14.4.2 Latrine provision and excreta disposal

The Sphere standards for excreta disposal state that the environment should be free of faeces and that people should have adequate and appropriate toilet facilities. It then goes on to list more specific requirements which include:

  • a maximum of 20 people use each toilet
  • toilets are no more than 50 m from dwellings
  • they can be used safely by all sections of the population including children, older people, pregnant women and persons with disabilities
  • they are sited in such a way as to minimise security threats to users, especially women and girls, throughout the day and the night
  • they are sufficiently easy to use and keep clean and do not present a health hazard to the environment
  • they allow for the disposal of women’s menstrual hygiene materials and provide women with the necessary privacy for washing and drying menstrual hygiene materials
  • separate, internally lockable latrines/toilets for women and men.

The Sphere standards also lists the possible options for safe excreta disposal and when they would be used in an emergency situation (Table 14.2).

Table 14.2 Sphere guidance on possible alternatives for safe excreta disposal. (Sphere Project, 2011)

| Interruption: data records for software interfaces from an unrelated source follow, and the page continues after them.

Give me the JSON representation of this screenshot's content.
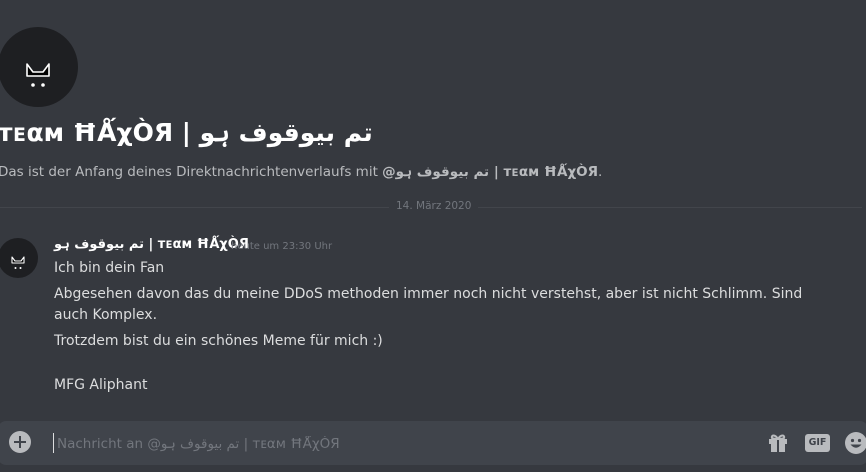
{
  "recipient": {
    "display_name": "تم بیوقوف ہو | ᴛᴇαм ĦǺχÒЯ",
    "avatar_icon": "black-cat-icon"
  },
  "header": {
    "intro_prefix": "Das ist der Anfang deines Direktnachrichtenverlaufs mit ",
    "intro_mention": "@تم بیوقوف ہو | ᴛᴇαм ĦǺχÒЯ",
    "intro_suffix": "."
  },
  "divider": {
    "date": "14. März 2020"
  },
  "messages": [
    {
      "author": "تم بیوقوف ہو | ᴛᴇαм ĦǺχÒЯ",
      "timestamp": "heute um 23:30 Uhr",
      "lines": [
        "Ich bin dein Fan",
        "Abgesehen davon das du meine DDoS methoden immer noch nicht verstehst, aber ist nicht Schlimm. Sind auch Komplex.",
        "Trotzdem bist du ein schönes Meme für mich :)",
        "MFG Aliphant"
      ]
    }
  ],
  "composer": {
    "placeholder": "Nachricht an @تم بیوقوف ہو | ᴛᴇαм ĦǺχÒЯ",
    "value": "",
    "add_icon": "plus-circle-icon",
    "gift_icon": "gift-icon",
    "gif_label": "GIF",
    "emoji_icon": "emoji-icon"
  },
  "colors": {
    "background": "#36393f",
    "composer_background": "#40444b",
    "text_primary": "#dcddde",
    "text_header": "#ffffff",
    "text_muted": "#72767d"
  }
}
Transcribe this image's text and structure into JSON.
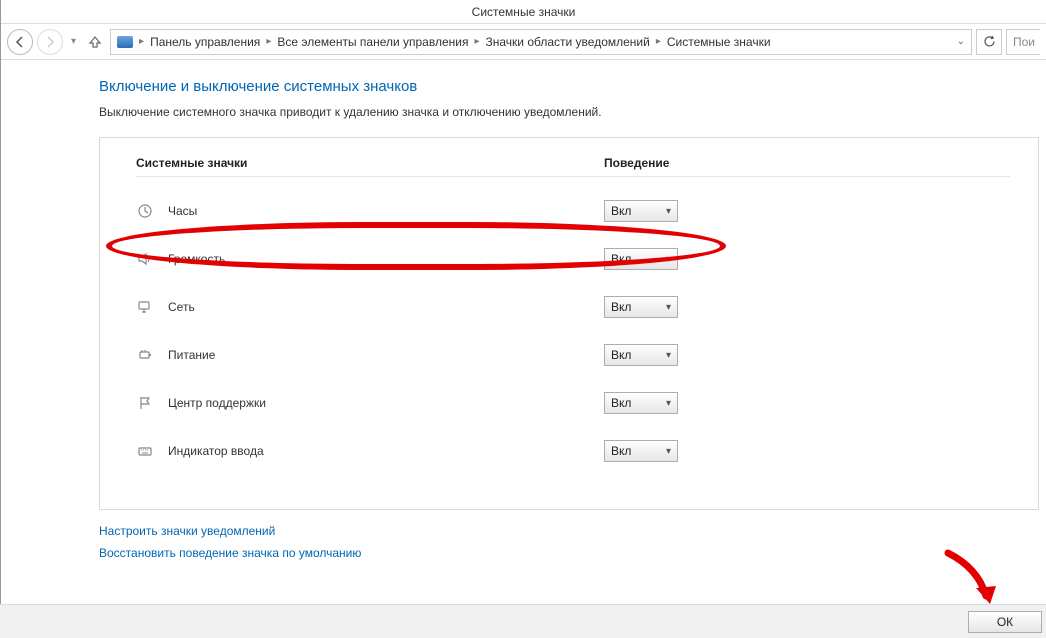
{
  "window_title": "Системные значки",
  "nav": {
    "search_placeholder": "Пои"
  },
  "breadcrumbs": [
    "Панель управления",
    "Все элементы панели управления",
    "Значки области уведомлений",
    "Системные значки"
  ],
  "page": {
    "title": "Включение и выключение системных значков",
    "description": "Выключение системного значка приводит к удалению значка и отключению уведомлений."
  },
  "columns": {
    "name": "Системные значки",
    "behavior": "Поведение"
  },
  "rows": [
    {
      "icon": "clock-icon",
      "label": "Часы",
      "value": "Вкл"
    },
    {
      "icon": "volume-icon",
      "label": "Громкость",
      "value": "Вкл"
    },
    {
      "icon": "network-icon",
      "label": "Сеть",
      "value": "Вкл"
    },
    {
      "icon": "power-icon",
      "label": "Питание",
      "value": "Вкл"
    },
    {
      "icon": "flag-icon",
      "label": "Центр поддержки",
      "value": "Вкл"
    },
    {
      "icon": "keyboard-icon",
      "label": "Индикатор ввода",
      "value": "Вкл"
    }
  ],
  "links": {
    "customize": "Настроить значки уведомлений",
    "restore": "Восстановить поведение значка по умолчанию"
  },
  "buttons": {
    "ok": "ОК"
  }
}
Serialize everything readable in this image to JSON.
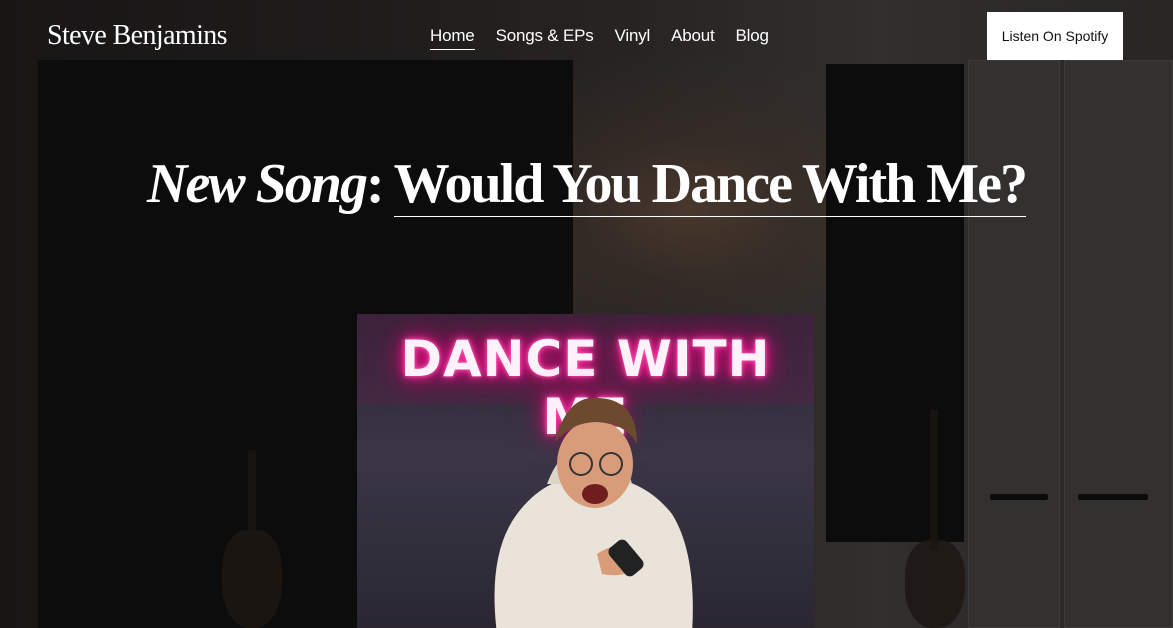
{
  "site": {
    "title": "Steve Benjamins"
  },
  "nav": {
    "items": [
      {
        "label": "Home",
        "active": true
      },
      {
        "label": "Songs & EPs",
        "active": false
      },
      {
        "label": "Vinyl",
        "active": false
      },
      {
        "label": "About",
        "active": false
      },
      {
        "label": "Blog",
        "active": false
      }
    ],
    "cta_label": "Listen On Spotify"
  },
  "hero": {
    "headline_prefix": "New Song",
    "headline_separator": ": ",
    "headline_link": "Would You Dance With Me?",
    "cover_title": "DANCE WITH ME"
  },
  "colors": {
    "neon_pink": "#ff2f9e",
    "cta_background": "#ffffff",
    "text": "#ffffff"
  }
}
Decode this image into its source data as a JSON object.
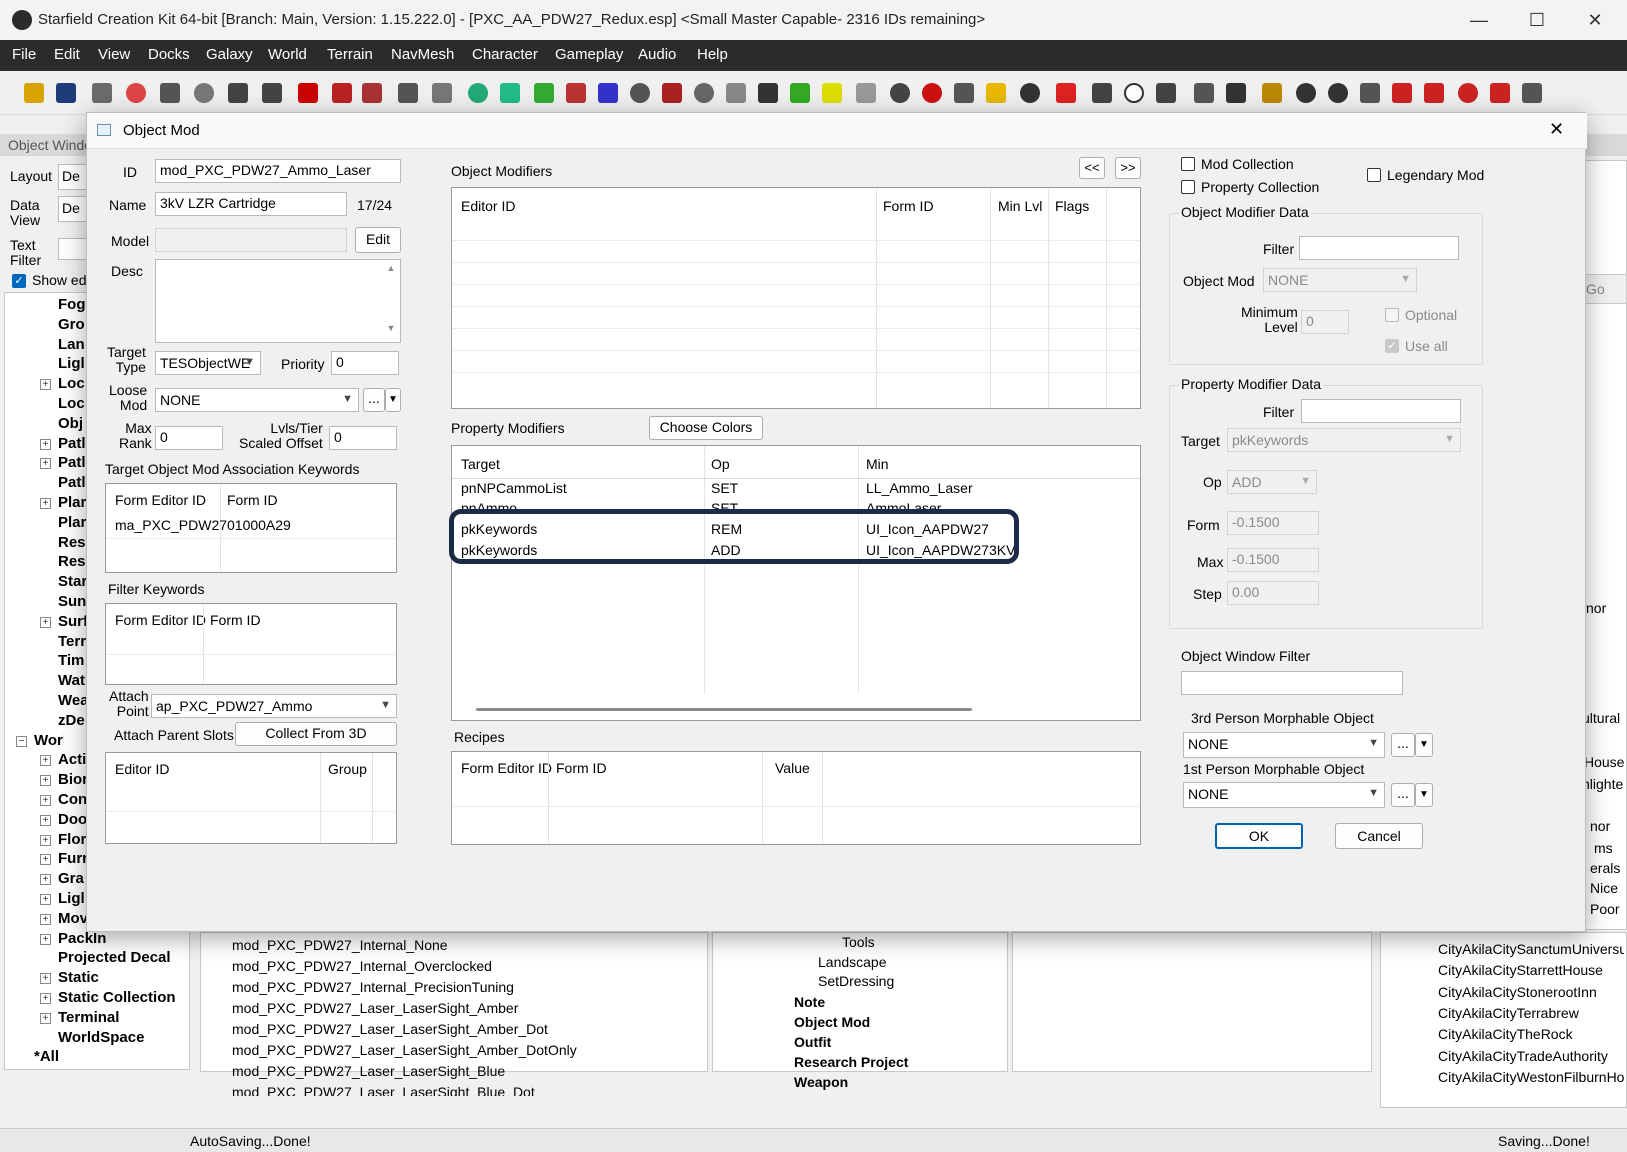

Excreta disposal typePhase of use/comments
Demarcated open defecation area (e.g. with sheeted-off segments) First phase (2–3 days) when there may be a huge number of people needing immediate facilities
Trench latrines (Figure 14.3)First phase for up to two months
Simple pit latrinesFrom the start through to long-term use
Ventilated improved pit (VIP) latrinesFor medium- to long-term use
Ecological sanitation (ecosan) with urine diversionIn situations where there is a high water table or flooding. May be required from the start and suitable for medium to long term use
Septic tanksMid- to long-term phases
Figure 14.3 Shallow trench latrine, appropriate for the first phase of an emergency.

It is important to remember that successful excreta disposal programmes are based on an understanding of people’s varied needs as well as on the continuing participation of the users. It may not be possible to make all latrines acceptable to all groups and special latrines may need to be constructed for the vulnerable sectors of a community. These may include children, older people and disabled people. They may require potties or latrines with lower seats or supporting hand rails.

Keeping latrines clean is an important on-going task in an emergency situation. If latrines are not kept clean then people will prefer not to use them and find alternative uncontrolled areas to defecate in. Latrines will be more likely to be kept clean if users have a sense of ownership. This is encouraged by promotional activities, having latrines close to where people sleep and involving users in decisions about their design and construction and in the development of rules on proper operation, maintenance and use.

Inappropriate siting of latrines may also make women and girls more vulnerable to attack, especially during the night. Ways should be found to ensure that women feel, and are, safe using the latrines provided. Where possible, communal latrines should be provided with lighting or families provided with torches. The input of the community should be sought with regard to ways of enhancing the safety of all users.

14.4.3 Handwashing and hygiene